One star reviews are an inevitable sort of thing—akin to death and taxes. If you write, you’re going to experience rejection from editors, publishers and agents. The value of those rejections is that they give you calluses on your heart and mind of such massive thickness that the one star reviews (and their close cousins, the two star reviews) that arrive after having an editor and publisher actually like you, no longer bother you quite as much. Instead, they are mostly amusing.
All right: and also somewhat, maybe a little, annoying.
Obviously, you are never going to please everyone with what you write. Those responsible for making Mystery Science Theater 3000 (and now RiffTrax) have a list of some of the worst movies ever made. They are experts in such things. Near the top of their list are the Twilight movies. And yet, despite their opprobrium, and that of many other critics, there are also far more people who think the Twilight films and books are wonderful—and the filmmakers have certainly made a bundle thanks to them.
The sort of books that I think generate the worst sort of one star reviews are books having to do with politics or religion. Nothing brings out negativity in some people more than politics and religion: the frothing at the mouth, wish you were dead, you should burn in Hell sort of opposition. I’m not sure that the Twilight books and movies generate the same level of heat.
Thus, given that my non-fiction books are religious in nature, the negative reviews are profoundly negative. I noticed a new one yesterday on Amazon for my book The Bible’s Most Fascinating People. It is the only negative review of that book.
The review struck me as somewhat incoherent. The headline the critic put to his review was “spiritual suicide: hijacked by intellect”. All lower case.

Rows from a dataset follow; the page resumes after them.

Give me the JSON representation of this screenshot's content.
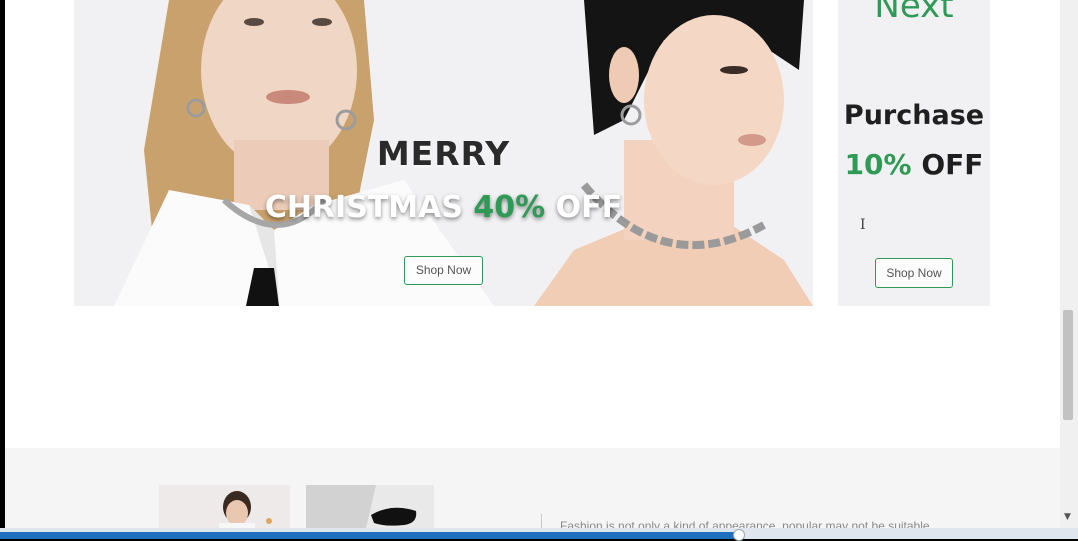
{
  "main_banner": {
    "line1": "MERRY",
    "line2_prefix": "CHRISTMAS",
    "line2_highlight": "40%",
    "line2_suffix": "OFF",
    "button_label": "Shop Now"
  },
  "side_banner": {
    "title": "Next",
    "line1": "Purchase",
    "line2_highlight": "10%",
    "line2_suffix": "OFF",
    "button_label": "Shop Now"
  },
  "lower_section": {
    "description": "Fashion is not only a kind of appearance, popular may not be suitable"
  },
  "progress": {
    "value": 0.685
  },
  "colors": {
    "accent": "#2f9a55",
    "progress": "#1f6fbf"
  }
}
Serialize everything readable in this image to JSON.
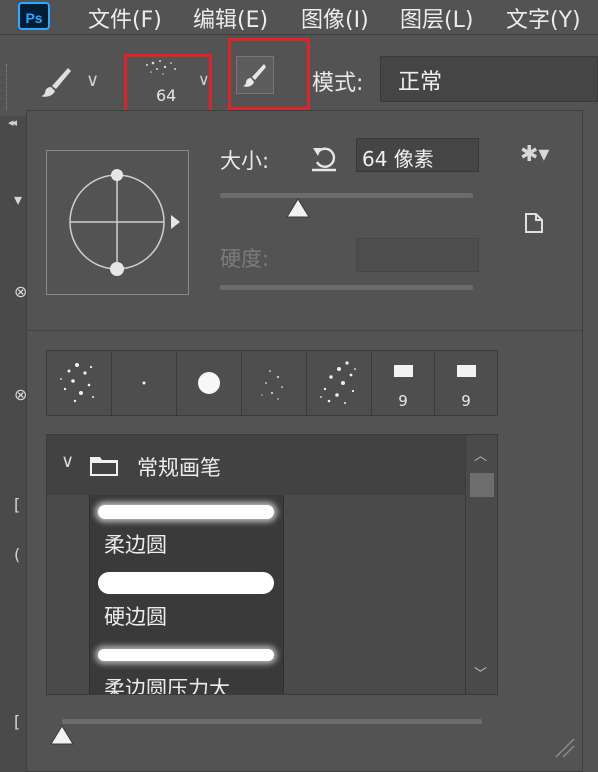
{
  "menubar": {
    "app_logo": "Ps",
    "items": [
      "文件(F)",
      "编辑(E)",
      "图像(I)",
      "图层(L)",
      "文字(Y)"
    ]
  },
  "options_bar": {
    "brush_size": "64",
    "mode_label": "模式:",
    "mode_value": "正常"
  },
  "brush_panel": {
    "size_label": "大小:",
    "size_value": "64 像素",
    "size_slider_fraction": 0.31,
    "hardness_label": "硬度:",
    "hardness_value": "",
    "recent_brushes": [
      {
        "kind": "spatter",
        "number": ""
      },
      {
        "kind": "dot",
        "number": ""
      },
      {
        "kind": "round",
        "number": ""
      },
      {
        "kind": "spatter-light",
        "number": ""
      },
      {
        "kind": "spatter",
        "number": ""
      },
      {
        "kind": "square",
        "number": "9"
      },
      {
        "kind": "square",
        "number": "9"
      }
    ],
    "folder_label": "常规画笔",
    "presets": [
      {
        "label": "柔边圆",
        "stroke": "soft"
      },
      {
        "label": "硬边圆",
        "stroke": "hard"
      },
      {
        "label": "柔边圆压力大",
        "stroke": "soft"
      }
    ],
    "preview_slider_fraction": 0.0
  },
  "colors": {
    "highlight_box": "#d9262b",
    "panel_bg": "#535353",
    "field_bg": "#454545"
  },
  "icons": [
    "brush-icon",
    "chevron-down-icon",
    "toggle-brush-settings-icon",
    "reset-icon",
    "gear-icon",
    "new-preset-icon",
    "folder-icon",
    "resize-grip-icon"
  ]
}
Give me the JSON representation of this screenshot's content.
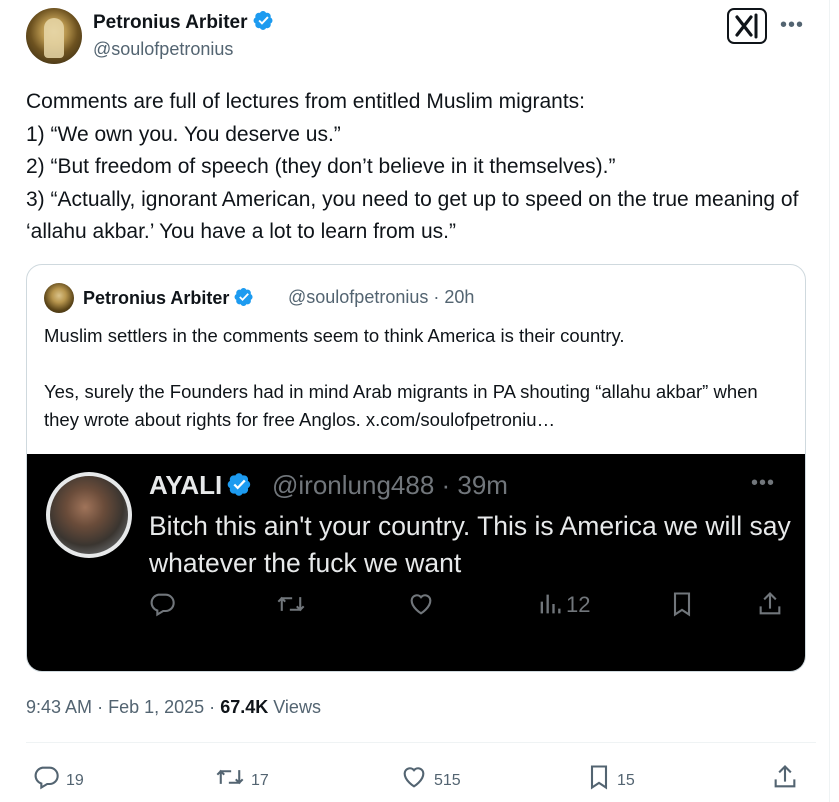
{
  "author": {
    "name": "Petronius Arbiter",
    "handle": "@soulofpetronius"
  },
  "post": {
    "text": "Comments are full of lectures from entitled Muslim migrants:\n1) “We own you. You deserve us.”\n2) “But freedom of speech (they don’t believe in it themselves).”\n3) “Actually, ignorant American, you need to get up to speed on the true meaning of ‘allahu akbar.’ You have a lot to learn from us.”",
    "time": "9:43 AM",
    "date": "Feb 1, 2025",
    "views_count": "67.4K",
    "views_label": "Views",
    "separator": "·"
  },
  "quote": {
    "name": "Petronius Arbiter",
    "handle_time": "@soulofpetronius · 20h",
    "text": "Muslim settlers in the comments seem to think America is their country.\n\nYes, surely the Founders had in mind Arab migrants in PA shouting  “allahu akbar” when they wrote about rights for free Anglos.  x.com/soulofpetroniu…"
  },
  "embedded": {
    "name": "AYALI",
    "handle_time": "@ironlung488 · 39m",
    "text": "Bitch this ain't your country. This is America we will say whatever the fuck we want",
    "views": "12",
    "more": "•••"
  },
  "actions": {
    "replies": "19",
    "reposts": "17",
    "likes": "515",
    "bookmarks": "15"
  },
  "header": {
    "more": "•••"
  },
  "colors": {
    "verified": "#1d9bf0",
    "text": "#0f1419",
    "secondary": "#536471"
  }
}
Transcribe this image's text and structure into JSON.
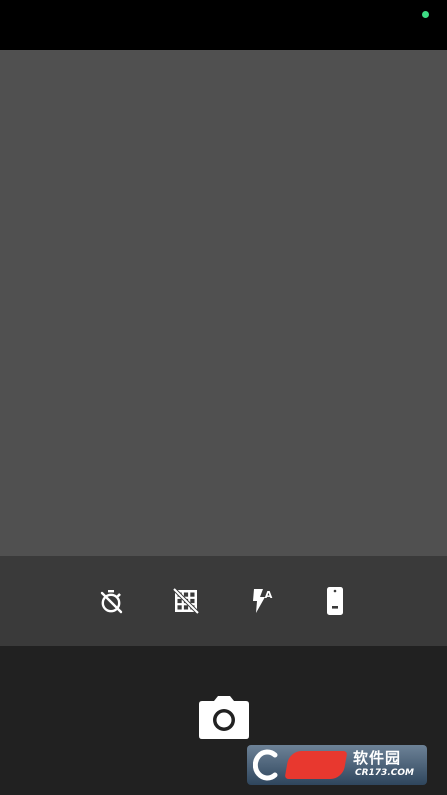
{
  "colors": {
    "status_bar": "#000000",
    "status_dot": "#3ddc84",
    "viewfinder": "#505050",
    "controls_bar": "#3a3a3a",
    "bottom_bar": "#212121",
    "icon": "#ffffff"
  },
  "controls": [
    {
      "icon": "timer-off-icon"
    },
    {
      "icon": "grid-off-icon"
    },
    {
      "icon": "flash-auto-icon",
      "badge": "A"
    },
    {
      "icon": "camera-switch-icon"
    }
  ],
  "shutter": {
    "icon": "camera-icon"
  },
  "watermark": {
    "brand": "软件园",
    "domain": "CR173.COM"
  }
}
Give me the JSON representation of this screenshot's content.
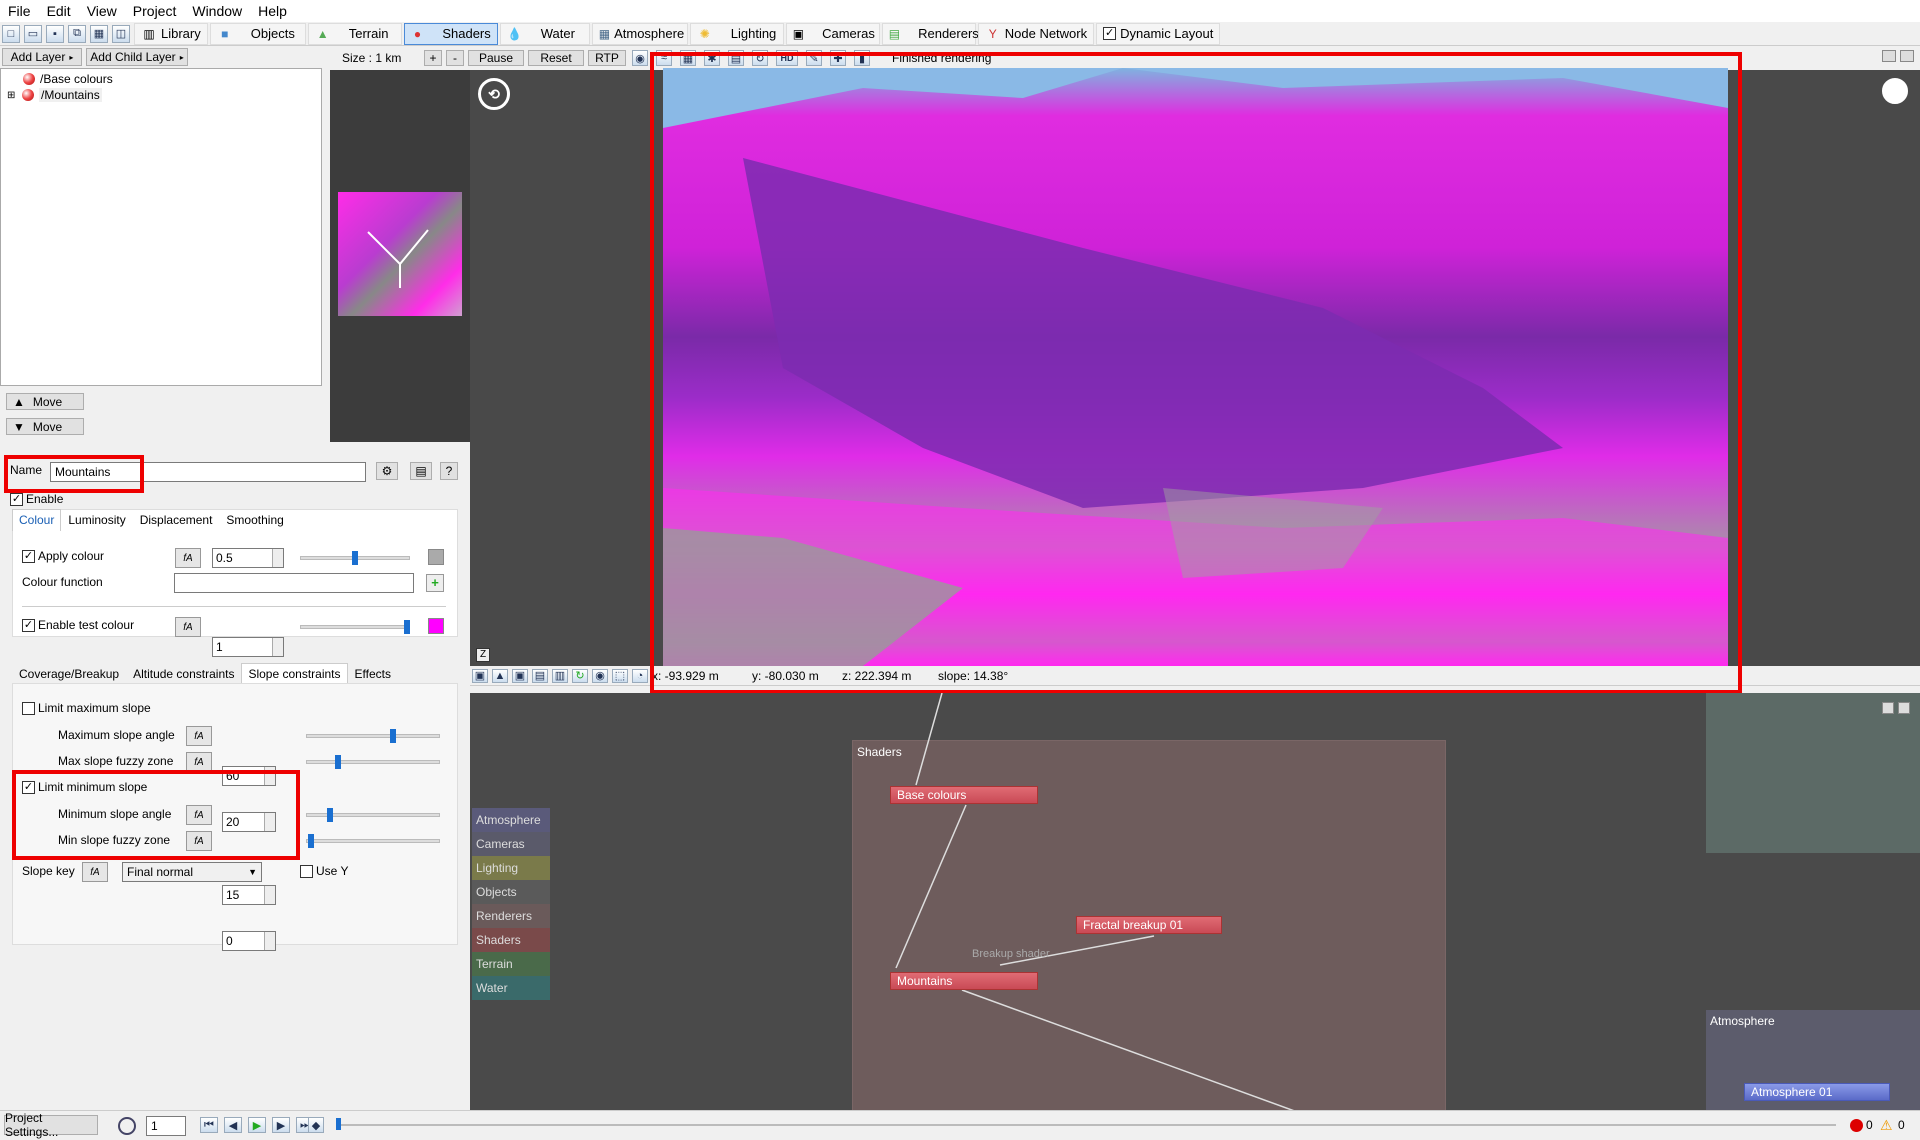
{
  "menu": [
    "File",
    "Edit",
    "View",
    "Project",
    "Window",
    "Help"
  ],
  "toolbar": {
    "tabs": [
      {
        "label": "Library",
        "icon": "library-icon"
      },
      {
        "label": "Objects",
        "icon": "objects-icon"
      },
      {
        "label": "Terrain",
        "icon": "terrain-icon"
      },
      {
        "label": "Shaders",
        "icon": "shaders-icon"
      },
      {
        "label": "Water",
        "icon": "water-icon"
      },
      {
        "label": "Atmosphere",
        "icon": "atmosphere-icon"
      },
      {
        "label": "Lighting",
        "icon": "lighting-icon"
      },
      {
        "label": "Cameras",
        "icon": "cameras-icon"
      },
      {
        "label": "Renderers",
        "icon": "renderers-icon"
      },
      {
        "label": "Node Network",
        "icon": "node-network-icon"
      }
    ],
    "dynamic_layout": "Dynamic Layout",
    "active_tab": "Shaders"
  },
  "layers": {
    "add_layer": "Add Layer",
    "add_child_layer": "Add Child Layer",
    "items": [
      "/Base colours",
      "/Mountains"
    ],
    "move_up": "Move",
    "move_down": "Move"
  },
  "preview": {
    "size": "Size : 1 km",
    "plus": "+",
    "minus": "-",
    "pause": "Pause",
    "reset": "Reset",
    "rtp": "RTP",
    "hd": "HD",
    "status": "Finished rendering"
  },
  "coords": {
    "x": "x: -93.929 m",
    "y": "y: -80.030 m",
    "z": "z: 222.394 m",
    "slope": "slope: 14.38°"
  },
  "editor": {
    "name_label": "Name",
    "name_value": "Mountains",
    "help": "?",
    "enable": "Enable",
    "tabs1": [
      "Colour",
      "Luminosity",
      "Displacement",
      "Smoothing"
    ],
    "apply_colour": "Apply colour",
    "apply_colour_value": "0.5",
    "colour_function": "Colour function",
    "enable_test_colour": "Enable test colour",
    "test_colour_value": "1",
    "test_colour": "#ff00ff",
    "tabs2": [
      "Coverage/Breakup",
      "Altitude constraints",
      "Slope constraints",
      "Effects"
    ],
    "limit_max": "Limit maximum slope",
    "max_angle_label": "Maximum slope angle",
    "max_angle": "60",
    "max_fuzzy_label": "Max slope fuzzy zone",
    "max_fuzzy": "20",
    "limit_min": "Limit minimum slope",
    "min_angle_label": "Minimum slope angle",
    "min_angle": "15",
    "min_fuzzy_label": "Min slope fuzzy zone",
    "min_fuzzy": "0",
    "slope_key": "Slope key",
    "slope_key_value": "Final normal",
    "use_y": "Use Y"
  },
  "nodes": {
    "group": "Shaders",
    "base": "Base colours",
    "fractal": "Fractal breakup 01",
    "breakup_label": "Breakup shader",
    "mountains": "Mountains",
    "atmos_group": "Atmosphere",
    "atmos_node": "Atmosphere 01",
    "legend": [
      "Atmosphere",
      "Cameras",
      "Lighting",
      "Objects",
      "Renderers",
      "Shaders",
      "Terrain",
      "Water"
    ],
    "legend_colors": [
      "#5a5a7a",
      "#5a5a6a",
      "#7a7a4a",
      "#5a5a5a",
      "#6a5a5a",
      "#7a4a4a",
      "#4a6a4a",
      "#3a6a6a"
    ]
  },
  "status": {
    "project_settings": "Project Settings...",
    "frame": "1",
    "errors": "0",
    "warnings": "0"
  }
}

Then, after putting me in league with false prophets and false teachers—and quoting relevant Bible passages to make his point—there was this confusing sentence: “Though I cannot give a fully accurate view of his disagreement with the Word of God’s claim, here are some general observations of mine and disagreements with Nettelhorst, to the best of my understanding:”
So. Even though he “cannot accurately say” how I disagree with the Bible, he is certain that I somehow do. Thus, I had to assume that he intended to inaccurately say how I disagree with the Bible. He managed much in the way of inaccuracy. For multiple paragraphs.
What got me annoyed most was his quotation of a line in my introduction (with a misspelling I didn’t have and without quotation marks), followed by his comment in parentheses:
…Is the Bible true? Are Shakespear’s plays? (rhetorical questions leading to the answer: NO)
Um. Wrong answer. Kind of opposite of my answer, really. He seems to have completely missed my point, which was to address those who attack the Bible in ways they would never think to criticize other literature, as well as to suggest that a lot of people who read the Bible are missing what it’s all about and getting bogged down with nonissues: i.e., if you’re trying to prove or disprove if it’s possible for someone to survive in a giant fish for three days, you’re not really getting the point of Jonah’s story.
Oddly, my critic admits that the issues he has are minor, even as he concludes that I am therefore leading people to Hell: “Whereas this may seem picky, it is these types of variations that draw us away from the Good News.”
Oh. And apparently my critic didn’t read anything beyond my two page introduction. Printed with large type.